4. A method for insulating and lining a borehole penetrating a permafrost region comprising forming a liner in situ by hardening in place to form hardened matter a hardenable, flowable composition consisting essentially of a hardenable, flowable, adhesive cement consisting essentially of an epoxy resin plus a hardening agent plus a divided, solid, closed-cell material; wherein the divided, solid, closed-cell material comprises as much as about 80 volume percent of a hardenable, flowable composition; wherein about 10 to 60 volume percent of the hardenable, flowable composition is hollow, siliceous, microspheres having diameters in the range of l to 1000 microns and wall thicknesses of l to 5 percent of their diameters; and wherein the hardened matter of the liner has a hydrostatic crush strength of about 200 to 15,000 psig.

Referenced by
Citing PatentFiling datePublication dateApplicantTitle
US3782466 *Jul 19, 1972Jan 1, 1974Shell Oil CoBonding casing with syntactic epoxy resin
US3851704 *Jun 28, 1973Dec 3, 1974Continental Oil CoMethod for insulating a borehole

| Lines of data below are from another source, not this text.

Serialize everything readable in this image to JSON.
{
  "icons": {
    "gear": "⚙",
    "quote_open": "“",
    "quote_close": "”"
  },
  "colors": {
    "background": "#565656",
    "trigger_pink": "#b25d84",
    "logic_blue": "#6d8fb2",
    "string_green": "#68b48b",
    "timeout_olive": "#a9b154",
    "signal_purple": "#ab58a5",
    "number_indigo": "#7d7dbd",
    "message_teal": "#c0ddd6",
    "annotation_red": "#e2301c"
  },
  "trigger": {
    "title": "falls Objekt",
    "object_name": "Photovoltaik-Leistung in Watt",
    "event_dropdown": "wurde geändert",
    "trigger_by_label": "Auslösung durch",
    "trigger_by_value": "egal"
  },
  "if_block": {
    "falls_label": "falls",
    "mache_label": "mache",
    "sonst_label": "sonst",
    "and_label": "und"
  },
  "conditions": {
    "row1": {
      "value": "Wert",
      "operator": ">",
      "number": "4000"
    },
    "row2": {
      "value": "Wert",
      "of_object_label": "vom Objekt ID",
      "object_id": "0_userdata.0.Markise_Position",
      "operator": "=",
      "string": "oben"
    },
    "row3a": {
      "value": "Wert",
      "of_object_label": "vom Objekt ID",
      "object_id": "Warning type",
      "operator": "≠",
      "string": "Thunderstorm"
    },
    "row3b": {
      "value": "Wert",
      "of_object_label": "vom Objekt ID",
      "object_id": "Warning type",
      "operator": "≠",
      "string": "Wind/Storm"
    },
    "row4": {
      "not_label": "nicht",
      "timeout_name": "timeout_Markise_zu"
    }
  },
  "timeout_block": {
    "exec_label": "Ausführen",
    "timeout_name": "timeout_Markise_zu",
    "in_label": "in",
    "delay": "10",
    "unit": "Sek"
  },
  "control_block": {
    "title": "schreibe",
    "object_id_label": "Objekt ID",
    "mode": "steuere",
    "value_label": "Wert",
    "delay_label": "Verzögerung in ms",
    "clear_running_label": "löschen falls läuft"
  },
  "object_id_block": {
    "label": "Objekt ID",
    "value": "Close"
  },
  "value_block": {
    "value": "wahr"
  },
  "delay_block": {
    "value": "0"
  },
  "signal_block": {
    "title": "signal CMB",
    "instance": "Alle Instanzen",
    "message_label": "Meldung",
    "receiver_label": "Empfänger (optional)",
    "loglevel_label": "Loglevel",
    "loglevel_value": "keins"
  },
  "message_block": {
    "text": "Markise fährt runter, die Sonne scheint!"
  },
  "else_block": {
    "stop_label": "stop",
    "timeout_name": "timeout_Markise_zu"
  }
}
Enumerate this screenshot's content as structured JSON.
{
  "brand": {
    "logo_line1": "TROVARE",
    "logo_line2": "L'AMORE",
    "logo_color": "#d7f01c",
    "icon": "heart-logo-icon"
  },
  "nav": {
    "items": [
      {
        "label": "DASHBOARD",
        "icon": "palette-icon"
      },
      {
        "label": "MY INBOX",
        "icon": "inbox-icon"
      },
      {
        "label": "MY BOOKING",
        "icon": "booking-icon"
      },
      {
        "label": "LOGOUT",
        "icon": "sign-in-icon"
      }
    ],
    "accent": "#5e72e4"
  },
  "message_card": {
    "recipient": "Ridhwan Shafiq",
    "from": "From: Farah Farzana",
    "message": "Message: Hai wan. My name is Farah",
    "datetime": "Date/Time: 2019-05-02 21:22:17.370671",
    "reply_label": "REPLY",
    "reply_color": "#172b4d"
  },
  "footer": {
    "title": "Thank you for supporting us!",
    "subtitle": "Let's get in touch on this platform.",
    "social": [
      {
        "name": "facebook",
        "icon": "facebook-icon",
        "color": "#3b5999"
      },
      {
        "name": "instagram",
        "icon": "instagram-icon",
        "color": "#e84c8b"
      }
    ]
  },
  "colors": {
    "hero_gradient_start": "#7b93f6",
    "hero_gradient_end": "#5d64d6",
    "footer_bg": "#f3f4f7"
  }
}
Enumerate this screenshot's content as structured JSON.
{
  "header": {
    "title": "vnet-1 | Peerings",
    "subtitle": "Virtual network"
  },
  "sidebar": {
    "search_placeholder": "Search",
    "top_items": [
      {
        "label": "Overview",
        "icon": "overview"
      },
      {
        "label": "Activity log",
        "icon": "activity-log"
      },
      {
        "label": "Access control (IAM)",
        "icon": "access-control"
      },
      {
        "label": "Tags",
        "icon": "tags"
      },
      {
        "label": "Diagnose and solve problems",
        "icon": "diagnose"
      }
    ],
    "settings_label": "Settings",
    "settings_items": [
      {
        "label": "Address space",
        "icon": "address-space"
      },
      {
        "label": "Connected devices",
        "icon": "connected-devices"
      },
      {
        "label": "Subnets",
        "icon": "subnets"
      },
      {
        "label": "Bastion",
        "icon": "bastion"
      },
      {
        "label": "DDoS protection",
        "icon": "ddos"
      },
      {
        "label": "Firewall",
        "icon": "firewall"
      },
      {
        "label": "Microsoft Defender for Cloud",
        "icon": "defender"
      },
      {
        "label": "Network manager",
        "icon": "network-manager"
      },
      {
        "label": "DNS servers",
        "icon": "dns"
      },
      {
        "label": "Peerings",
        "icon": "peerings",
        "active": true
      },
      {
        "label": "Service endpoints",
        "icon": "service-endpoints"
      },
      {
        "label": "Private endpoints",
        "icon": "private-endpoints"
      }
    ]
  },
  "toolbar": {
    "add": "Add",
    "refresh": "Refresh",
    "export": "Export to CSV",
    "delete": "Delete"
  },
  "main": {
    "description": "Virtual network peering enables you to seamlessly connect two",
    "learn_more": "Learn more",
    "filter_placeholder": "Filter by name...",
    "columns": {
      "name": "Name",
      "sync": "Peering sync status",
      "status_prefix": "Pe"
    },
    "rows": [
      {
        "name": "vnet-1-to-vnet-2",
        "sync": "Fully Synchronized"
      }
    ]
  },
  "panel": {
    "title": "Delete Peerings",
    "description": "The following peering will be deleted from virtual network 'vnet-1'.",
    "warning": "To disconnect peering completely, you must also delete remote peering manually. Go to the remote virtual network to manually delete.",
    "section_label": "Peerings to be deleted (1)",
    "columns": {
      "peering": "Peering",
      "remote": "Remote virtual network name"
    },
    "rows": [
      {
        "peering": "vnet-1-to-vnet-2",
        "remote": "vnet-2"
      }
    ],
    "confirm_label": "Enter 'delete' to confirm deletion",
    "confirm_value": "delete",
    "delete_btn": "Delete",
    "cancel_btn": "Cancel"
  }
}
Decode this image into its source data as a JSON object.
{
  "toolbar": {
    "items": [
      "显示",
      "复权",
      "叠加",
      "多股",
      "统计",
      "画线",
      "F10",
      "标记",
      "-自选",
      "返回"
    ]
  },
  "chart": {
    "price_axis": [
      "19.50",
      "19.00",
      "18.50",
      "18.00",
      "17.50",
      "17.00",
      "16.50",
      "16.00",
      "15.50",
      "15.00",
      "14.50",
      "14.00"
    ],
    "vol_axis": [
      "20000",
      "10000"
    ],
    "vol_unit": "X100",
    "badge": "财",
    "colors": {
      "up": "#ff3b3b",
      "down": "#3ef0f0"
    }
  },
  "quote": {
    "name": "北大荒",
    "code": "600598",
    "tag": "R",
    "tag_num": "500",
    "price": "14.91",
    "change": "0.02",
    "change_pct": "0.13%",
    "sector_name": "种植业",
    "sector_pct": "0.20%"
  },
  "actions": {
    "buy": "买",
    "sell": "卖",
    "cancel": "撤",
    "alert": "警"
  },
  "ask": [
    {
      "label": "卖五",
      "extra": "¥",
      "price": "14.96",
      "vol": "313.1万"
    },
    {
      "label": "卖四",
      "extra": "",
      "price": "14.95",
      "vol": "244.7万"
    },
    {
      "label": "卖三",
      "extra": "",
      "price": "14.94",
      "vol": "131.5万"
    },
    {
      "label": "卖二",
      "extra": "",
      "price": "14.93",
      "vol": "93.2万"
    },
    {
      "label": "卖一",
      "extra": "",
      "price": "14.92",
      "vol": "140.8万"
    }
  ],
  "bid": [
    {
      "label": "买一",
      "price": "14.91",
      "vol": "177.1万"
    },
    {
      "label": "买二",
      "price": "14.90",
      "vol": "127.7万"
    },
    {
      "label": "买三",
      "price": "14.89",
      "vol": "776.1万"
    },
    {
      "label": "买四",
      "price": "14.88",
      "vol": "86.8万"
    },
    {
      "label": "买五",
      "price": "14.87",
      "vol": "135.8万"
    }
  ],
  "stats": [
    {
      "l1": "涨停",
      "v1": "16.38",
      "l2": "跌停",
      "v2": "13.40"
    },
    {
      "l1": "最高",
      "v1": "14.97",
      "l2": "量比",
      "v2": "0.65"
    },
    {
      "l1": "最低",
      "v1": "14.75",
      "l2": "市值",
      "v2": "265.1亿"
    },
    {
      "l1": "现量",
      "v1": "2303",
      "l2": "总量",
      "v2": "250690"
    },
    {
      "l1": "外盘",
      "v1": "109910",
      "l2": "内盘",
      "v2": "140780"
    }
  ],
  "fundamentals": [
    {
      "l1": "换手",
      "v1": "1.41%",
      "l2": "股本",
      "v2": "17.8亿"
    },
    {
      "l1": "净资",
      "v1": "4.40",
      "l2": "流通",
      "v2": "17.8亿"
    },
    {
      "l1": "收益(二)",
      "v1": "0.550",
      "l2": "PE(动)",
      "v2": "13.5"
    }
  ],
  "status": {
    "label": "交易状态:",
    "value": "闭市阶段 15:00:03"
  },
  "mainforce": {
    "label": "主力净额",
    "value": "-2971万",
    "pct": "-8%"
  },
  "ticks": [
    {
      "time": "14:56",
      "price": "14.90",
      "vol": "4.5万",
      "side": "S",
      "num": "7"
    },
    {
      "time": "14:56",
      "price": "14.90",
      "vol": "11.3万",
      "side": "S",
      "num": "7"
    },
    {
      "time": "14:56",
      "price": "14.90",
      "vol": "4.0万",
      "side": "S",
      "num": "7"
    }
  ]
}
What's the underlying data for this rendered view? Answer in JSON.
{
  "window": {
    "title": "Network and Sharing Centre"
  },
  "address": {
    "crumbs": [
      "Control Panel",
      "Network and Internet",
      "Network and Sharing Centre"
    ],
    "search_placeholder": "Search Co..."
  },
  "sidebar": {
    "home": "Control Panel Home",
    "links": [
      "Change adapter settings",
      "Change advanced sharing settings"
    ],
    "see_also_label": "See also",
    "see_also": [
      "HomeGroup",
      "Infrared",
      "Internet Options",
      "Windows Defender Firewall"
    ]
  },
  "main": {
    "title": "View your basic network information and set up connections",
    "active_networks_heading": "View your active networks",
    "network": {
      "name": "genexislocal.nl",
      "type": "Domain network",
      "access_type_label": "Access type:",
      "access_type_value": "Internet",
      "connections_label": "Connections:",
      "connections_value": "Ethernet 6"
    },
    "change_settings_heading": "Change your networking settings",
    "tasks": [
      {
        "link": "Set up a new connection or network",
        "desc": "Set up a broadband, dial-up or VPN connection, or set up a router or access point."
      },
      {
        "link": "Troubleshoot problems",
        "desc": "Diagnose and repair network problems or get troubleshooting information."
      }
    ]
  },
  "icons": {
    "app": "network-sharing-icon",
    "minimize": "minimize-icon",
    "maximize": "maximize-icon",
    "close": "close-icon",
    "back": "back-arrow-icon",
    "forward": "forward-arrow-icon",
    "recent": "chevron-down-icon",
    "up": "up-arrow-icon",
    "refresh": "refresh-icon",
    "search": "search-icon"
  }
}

US3899026 *Mar 27, 1974Aug 12, 1975Continental Oil CoUse of thermal insulating fluids in wells
US4252193 *Jun 11, 1979Feb 24, 1981Standard Oil Company (Indiana)Low density cement slurry and its use
US4276936 *Oct 1, 1979Jul 7, 1981Getty Oil Company, Inc.Method of thermally insulating a wellbore
US4370166 *Sep 17, 1981Jan 25, 1983Standard Oil Company (Indiana)Low density cement slurry and its use
US4530402 *Aug 30, 1983Jul 23, 1985Standard Oil CompanyLow density spacer fluid
US4679439 *Sep 17, 1985Jul 14, 1987Dorr-Oliver IncorporatedMethod and apparatus for measuring the unsteady sedimentation potential of colloidal particles
US4693313 *Jun 26, 1986Sep 15, 1987Kawasaki Thermal Systems, Inc.Insulated wellbore casing
US5016711 *Feb 24, 1989May 21, 1991Shell Oil CompanyCement sealing
US5207831 *Jan 27, 1992May 4, 1993Shell Oil CompanyCement fluid loss reduction
US5211238 *Nov 8, 1991May 18, 1993Atlantic Richfield CompanyMethod using micro-sphere cement slurries for deviated wells
US6302207 *Feb 15, 2000Oct 16, 2001Halliburton Energy Services, Inc.Methods of completing unconsolidated subterranean producing zones
US6520261Oct 2, 2000Feb 18, 2003Fmc Technologies, Inc.Thermal insulation material for subsea equipment
US6746761Jun 27, 2002Jun 8, 2004Fmc Technologies, Inc.High temperature silicone based subsea insulation
US6892817Mar 12, 2004May 17, 2005Fmc Technologies, Inc.High temperature silicone based subsea insulation
US7306039 *Aug 13, 2003Dec 11, 2007Bj Services CompanyMethods of using crosslinkable compositions
US8322423Jun 14, 2010Dec 4, 2012Halliburton Energy Services, Inc.Oil-based grouting composition with an insulating material
US8381813Feb 26, 2013Schlumberger Technology CorporationMethods for servicing subterranean wells
US9062240Jun 14, 2010Jun 23, 2015Halliburton Energy Services, Inc.Water-based grouting composition with an insulating material
US20040214727 *Mar 12, 2004Oct 28, 2004Fmc Technologies, Inc.High temperature silicone based subsea insulation
US20050038199 *Aug 13, 2003Feb 17, 2005Xiaolan WangCrosslinkable thermal insulating compositions and methods of using the same
US20110048720 *Aug 31, 2010Mar 3, 2011Nelson DiazMethods for servicing subterranean wells
WO2001079743A1 *Apr 13, 2001Oct 25, 2001Fmc CorporationThermal insulation material for subsea equipment
Classifications
U.S. Classification166/295, 166/57, 166/901
International ClassificationC09K8/42, E21B33/10
Cooperative ClassificationE21B33/10, C09K8/42, Y10S166/901
European ClassificationC09K8/42, E21B33/10